Although this holiday is enjoyable for the old and young alike, it is also one of the most environmentally detriment holidays of the year. This stems from all of the trash that accumulates from candy wrappers, the chemicals in that candy, and especially the store-bought costumes made of materials like plastic. It’s so simple to make a few creative changes that keep the fun without harming the planet as much, and some of them have been included in this article.
Instead of buying decorations at a store, why not use items around the house and get the kids involved? This isn’t just a fun experience for the family, but it recycles items. Use egg cartons to make bats. Make a spooky scarecrow (or a nice, friendly one) with old clothes, a hat, and a pumpkin for the head.

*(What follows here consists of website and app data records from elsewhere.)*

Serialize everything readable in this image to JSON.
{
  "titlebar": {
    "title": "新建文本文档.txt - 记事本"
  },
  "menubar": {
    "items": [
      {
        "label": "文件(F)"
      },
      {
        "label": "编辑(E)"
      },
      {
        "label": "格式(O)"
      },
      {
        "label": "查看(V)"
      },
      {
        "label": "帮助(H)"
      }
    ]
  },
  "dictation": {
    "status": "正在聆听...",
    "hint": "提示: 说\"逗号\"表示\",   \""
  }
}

Create a spider using simple construction paper, a toilet tissue roll for the body, and paint. Use the paint to make a hand print, which is what the legs of the spider will be. Be creative!
If you’re not a craft-minded person, decorate with natural things like pumpkins, gourds, bales of hay, and corn stalks. This look is not only better for the environment, but it is appropriate for the entire fall season, so it can be kept up through November too. Then, these items can be used later on for other purposes, like composting.
Candy! This is what so many little kids look forward to every year during this holiday. The problem is, most of the candy that is consumed is not only full of processed sugar, white flour, and chemicals, but it also comes with a lot of trash. Try to find an alternative by going to a local health store and picking up a bundle of organic lollipops or chocolate. Some of this candy is packaged with more paper than plastic, which is also ideal.
If this isn’t an option, make something to hand out to the kids like homemade cookies or serve apple cider to the neighborhood. Obviously some people will be hesitant to give their kids candy that isn’t individually wrapped, but if you are friendly with your neighbors or even if you’re not, you could explain to them that you are trying to do something that is healthier. Also, something like fruit, especially packs of sweet raisins, or granola bars are healthy alternatives that still have a sweet taste without all of the sugar.
Trick-or-Treating is one of the main parts of Halloween. Many kids carry around plastic buckets shaped like pumpkins or witches, or simply use plastic bags. Instead of using a plastic container, get a tote bag that can be used for years to come. It’s not only better for the environment but also will be easier to carry and there is no way for the bag to rip. There is also a lesser chance of a spill because of the design. Many tote bags come in cute designs that won’t go out of style for the next year. Other options are a reusable shopping bag, or something that has been used previously and is still in good condition.
For lighting, many people use flashlights that use up a lot of battery life. Instead of getting a traditional flashlight, use something that will save energy. Lights outside can be LEDs or the lights in pumpkins can be candles made out of natural materials like beeswax or soy.
Many people choose to go outside of their neighborhoods for Halloween festivities. This can include a lot of driving, especially if they are trick-or-treating in a neighborhood where the houses aren’t close together. Find a well-lit area where the kids and adults can walk together from house to house. If people are spread out all over the city, agree to come together at one person’s house and have a Halloween party. Have activities to do together even if it’s just watching a Halloween movie and enjoying each others company. What’s more fun than that?
Store-bought costumes are often made out of plastic or similar materials and are often really uncomfortable. Get out some scissors and make your own costume! This isn’t only better for the environment but it can also be really fun! You don’t have to be a plain old ghost just because you made your costume! Dress it up by being a scarecrow or a hippy by combining old clothes and adding some makeup. Use your own ideas and the items around you. You are sure to come up with something magnificent!
Overall, according to the U.S. Census Bureau, an estimated 36 million children went trick-or-treating for Halloween in 2009. That can accumulate to billions of pounds of trash, wasted food, and materials from costumes. Don’t contribute to the numbers by doing your part to help the environment this Halloween, and don’t forget to be creative!